Reactive IT spending becomes an Achilles’ heel for CIOs – driving costs without improving employee experience.
It’s no surprise that executives aren’t on board with spending more on reactive IT support. For years, they’ve poured money into ticketing and technology management tools – and seen very little return on their investments.
Applications are still slow, networks are still buggy, and employees continue to frequently report IT issues. With such high costs and such little progress, executives are more inclined to take an adversarial approach to CIOs. They label IT as a “cost center”: always looking for bigger budgets, never making real improvements.
Not sure if you’re running a reactive department? Ask yourself:
- Are employees reporting network issues, or are IT pros finding and fixing issues before they impact employees?
- Are critical systems – backups, power supplies, etc. – able to issue alerts about potential issues, rather than failures that have already occurred?
- Is your IT department investigating the root causes of issues, or is all of their time spent fixing issues as they occur?
If you find yourself stuck in a break/fix loop where employees are the link between IT and tech issues, you’re trapped in a reactive response model.
After stepping up during the pandemic, CIOs finally have the attention of the C-suite.
C-suite executives don’t often view IT as a line-of-business (LOB) champion, since the limitations of existing processes (long load times, random crashes, network connectivity issues) all cost time and money to solve. It’s not that CIOs are asking for money to innovate and coming up short; they’re looking for cash just to stay afloat.
Fortunately, CIOs – many of them, at least – are in a newly advantageous position when it comes to their relationships with executives.
IT departments faced extreme pressure during the pandemic, as they had to quickly enable the unexpected shift to fully remote work. After CIOs “helped save their enterprises”, the gap between their priorities and those of C-suite executives has begun to close.
Here are some promising results of IDG’s recent State of the CIO survey:
- 66% of CIOs have strengthened their relationships with CEOs as a result of the pandemic.
- 82% say they have implemented new technologies and IT strategies due to the pandemic.
- 96% of CIOs say their role is expanding beyond IT responsibilities.
With this new degree of influence, CIOs have a profound opportunity to shift perspectives across the C-suite. But if they revert back to asking for a higher budget for reactive IT solutions, their newly improved relationships with executives will quickly return to the status quo.
With a proactive approach, CIOs have more power than ever to drive business strategy.
Changing perspectives means shifting to a fully transparent, proactive IT workforce. It’s not just about adopting a new tool; it’s a transformation of an IT department’s entire approach to service and employee experience.

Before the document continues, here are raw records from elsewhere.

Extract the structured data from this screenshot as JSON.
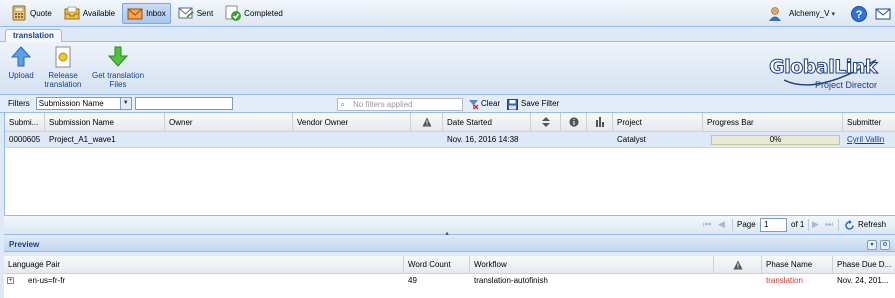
{
  "toolbar": {
    "quote": "Quote",
    "available": "Available",
    "inbox": "Inbox",
    "sent": "Sent",
    "completed": "Completed",
    "user": "Alchemy_V"
  },
  "tab": {
    "label": "translation"
  },
  "ribbon": {
    "upload": "Upload",
    "release_1": "Release",
    "release_2": "translation",
    "get_1": "Get translation",
    "get_2": "Files",
    "logo_main": "GlobalLink",
    "logo_sub": "Project Director"
  },
  "filters": {
    "label": "Filters",
    "selected": "Submission Name",
    "value": "",
    "applied_placeholder": "No filters applied",
    "clear": "Clear",
    "save": "Save Filter"
  },
  "grid": {
    "columns": [
      "Submi...",
      "Submission Name",
      "Owner",
      "Vendor Owner",
      "Date Started",
      "Project",
      "Progress Bar",
      "Submitter"
    ],
    "rows": [
      {
        "id": "0000605",
        "name": "Project_A1_wave1",
        "owner": "",
        "vendor_owner": "",
        "date_started": "Nov. 16, 2016 14:38",
        "project": "Catalyst",
        "progress_label": "0%",
        "progress": 0,
        "submitter": "Cyril Vallin"
      }
    ]
  },
  "pager": {
    "page_label": "Page",
    "page_value": "1",
    "of_label": "of 1",
    "refresh": "Refresh"
  },
  "preview": {
    "title": "Preview",
    "columns": [
      "Language Pair",
      "Word Count",
      "Workflow",
      "Phase Name",
      "Phase Due D..."
    ],
    "rows": [
      {
        "language_pair": "en-us=fr-fr",
        "word_count": "49",
        "workflow": "translation-autofinish",
        "phase_name": "translation",
        "phase_due": "Nov. 24, 201..."
      }
    ]
  },
  "colors": {
    "accent": "#15428b",
    "selected_row": "#dfe8f6",
    "phase_red": "#c0392b"
  }
}
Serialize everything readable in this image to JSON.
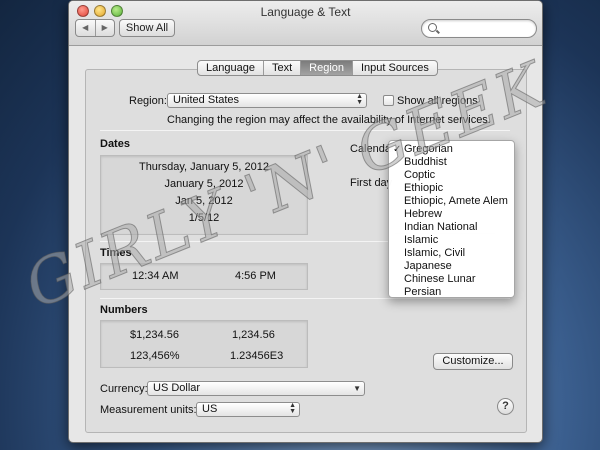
{
  "window": {
    "title": "Language & Text",
    "show_all": "Show All",
    "nav_back": "◀",
    "nav_forward": "▶"
  },
  "tabs": [
    "Language",
    "Text",
    "Region",
    "Input Sources"
  ],
  "selected_tab": "Region",
  "region": {
    "label": "Region:",
    "value": "United States",
    "show_all_regions": "Show all regions",
    "show_all_checked": false,
    "notice": "Changing the region may affect the availability of Internet services."
  },
  "dates": {
    "heading": "Dates",
    "samples": [
      "Thursday, January 5, 2012",
      "January 5, 2012",
      "Jan 5, 2012",
      "1/5/12"
    ],
    "calendar_label": "Calendar",
    "first_day_label": "First day"
  },
  "times": {
    "heading": "Times",
    "samples": [
      "12:34 AM",
      "4:56 PM"
    ]
  },
  "numbers": {
    "heading": "Numbers",
    "samples": [
      "$1,234.56",
      "1,234.56",
      "123,456%",
      "1.23456E3"
    ]
  },
  "customize_button": "Customize...",
  "currency": {
    "label": "Currency:",
    "value": "US Dollar"
  },
  "measurement": {
    "label": "Measurement units:",
    "value": "US"
  },
  "help": "?",
  "calendar_menu": {
    "selected": "Gregorian",
    "items": [
      "Gregorian",
      "Buddhist",
      "Coptic",
      "Ethiopic",
      "Ethiopic, Amete Alem",
      "Hebrew",
      "Indian National",
      "Islamic",
      "Islamic, Civil",
      "Japanese",
      "Chinese Lunar",
      "Persian"
    ]
  },
  "watermark": "GIRLY 'N' GEEK",
  "colors": {
    "selected_tab": "#8c8c8c",
    "window_bg": "#e7e7e7",
    "desktop": "#2a4a78"
  }
}
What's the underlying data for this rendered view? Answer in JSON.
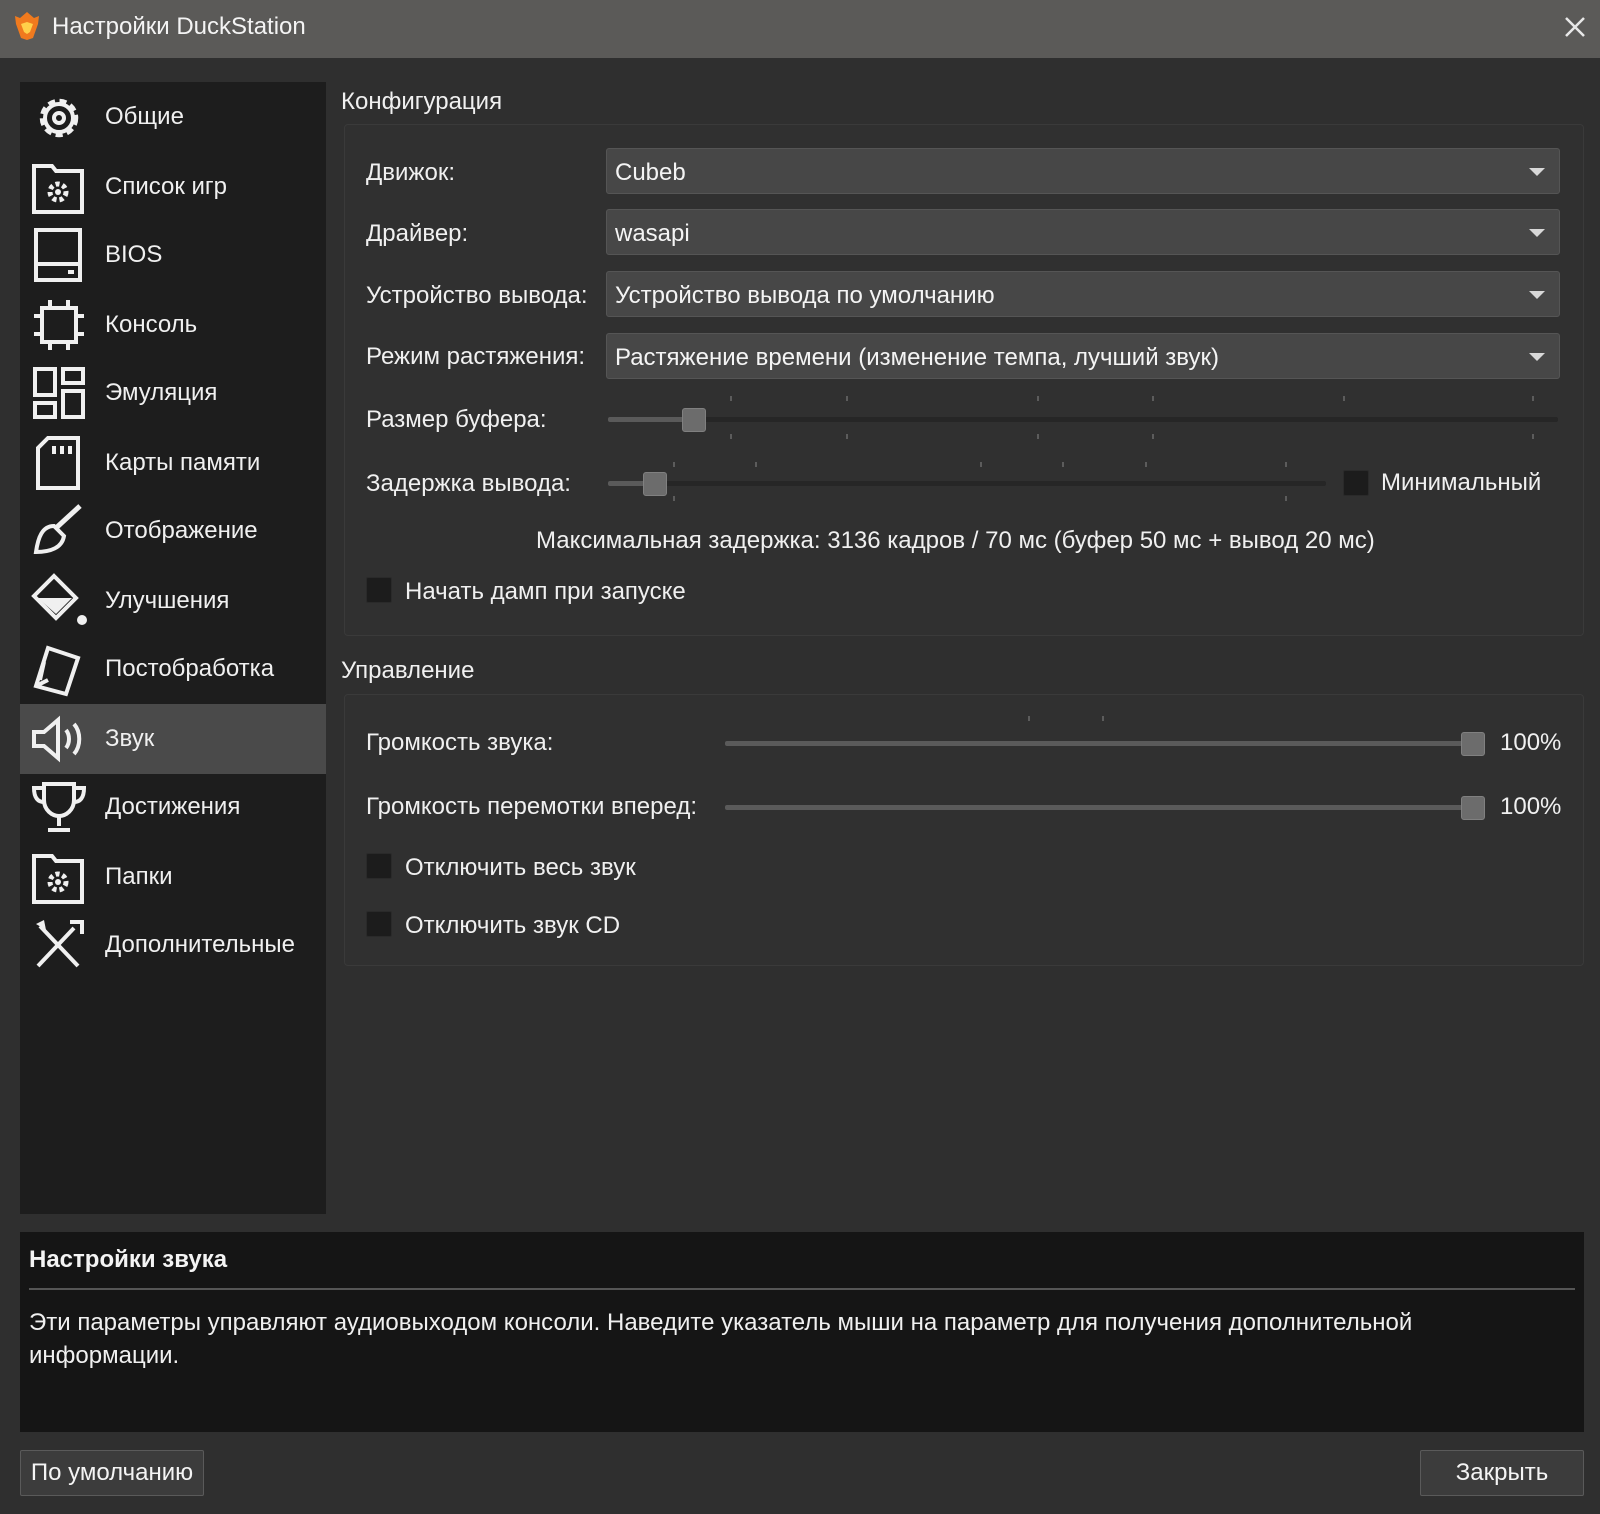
{
  "window": {
    "title": "Настройки DuckStation",
    "icon": "duckstation-logo-icon",
    "close_icon": "close-icon"
  },
  "sidebar": {
    "items": [
      {
        "label": "Общие",
        "icon": "gear-icon"
      },
      {
        "label": "Список игр",
        "icon": "folder-gear-icon"
      },
      {
        "label": "BIOS",
        "icon": "bios-chip-icon"
      },
      {
        "label": "Консоль",
        "icon": "cpu-icon"
      },
      {
        "label": "Эмуляция",
        "icon": "dashboard-icon"
      },
      {
        "label": "Карты памяти",
        "icon": "memory-card-icon"
      },
      {
        "label": "Отображение",
        "icon": "brush-icon"
      },
      {
        "label": "Улучшения",
        "icon": "paint-bucket-icon"
      },
      {
        "label": "Постобработка",
        "icon": "cards-icon"
      },
      {
        "label": "Звук",
        "icon": "speaker-icon"
      },
      {
        "label": "Достижения",
        "icon": "trophy-icon"
      },
      {
        "label": "Папки",
        "icon": "folder-settings-icon"
      },
      {
        "label": "Дополнительные",
        "icon": "tools-icon"
      }
    ],
    "active": "Звук"
  },
  "configuration": {
    "title": "Конфигурация",
    "backend": {
      "label": "Движок:",
      "value": "Cubeb"
    },
    "driver": {
      "label": "Драйвер:",
      "value": "wasapi"
    },
    "output_device": {
      "label": "Устройство вывода:",
      "value": "Устройство вывода по умолчанию"
    },
    "stretch_mode": {
      "label": "Режим растяжения:",
      "value": "Растяжение времени (изменение темпа, лучший звук)"
    },
    "buffer_size": {
      "label": "Размер буфера:",
      "position": 0.08
    },
    "output_latency": {
      "label": "Задержка вывода:",
      "position": 0.05,
      "minimal_label": "Минимальный",
      "minimal_checked": false
    },
    "max_latency_text": "Максимальная задержка: 3136 кадров / 70 мс (буфер 50 мс + вывод 20 мс)",
    "dump_on_boot": {
      "label": "Начать дамп при запуске",
      "checked": false
    }
  },
  "controls": {
    "title": "Управление",
    "volume": {
      "label": "Громкость звука:",
      "value": "100%",
      "level": 1.0
    },
    "fast_forward_volume": {
      "label": "Громкость перемотки вперед:",
      "value": "100%",
      "level": 1.0
    },
    "mute_all": {
      "label": "Отключить весь звук",
      "checked": false
    },
    "mute_cd": {
      "label": "Отключить звук CD",
      "checked": false
    }
  },
  "help": {
    "title": "Настройки звука",
    "text": "Эти параметры управляют аудиовыходом консоли. Наведите указатель мыши на параметр для получения дополнительной информации."
  },
  "buttons": {
    "defaults": "По умолчанию",
    "close": "Закрыть"
  },
  "colors": {
    "title_bar": "#5b5a58",
    "sidebar": "#1d1d1d",
    "active_item": "#4a4a4a",
    "content": "#2f2f2f",
    "help_panel": "#151515"
  }
}
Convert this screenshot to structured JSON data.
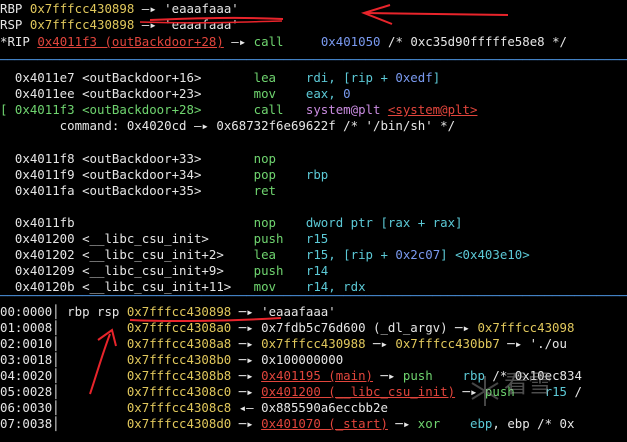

Such a complex investment starts at the top, with the executive team. Only with their sign-off and commitment can an IT department begin its path of transformation towards a long-term, proactive strategy.
With the attention of the C-suite, CIOs are now poised to get that sign-off. To convince executives that IT investment can improve business performance, it’s critical to demonstrate actionable benefits – such as reduced user downtime, fewer incidents, and higher employee productivity – that are only possible when IT departments embrace a proactive mindset.
IT no longer has to wear the stigma of “cost center” – but it’s up to the CIO to make that case.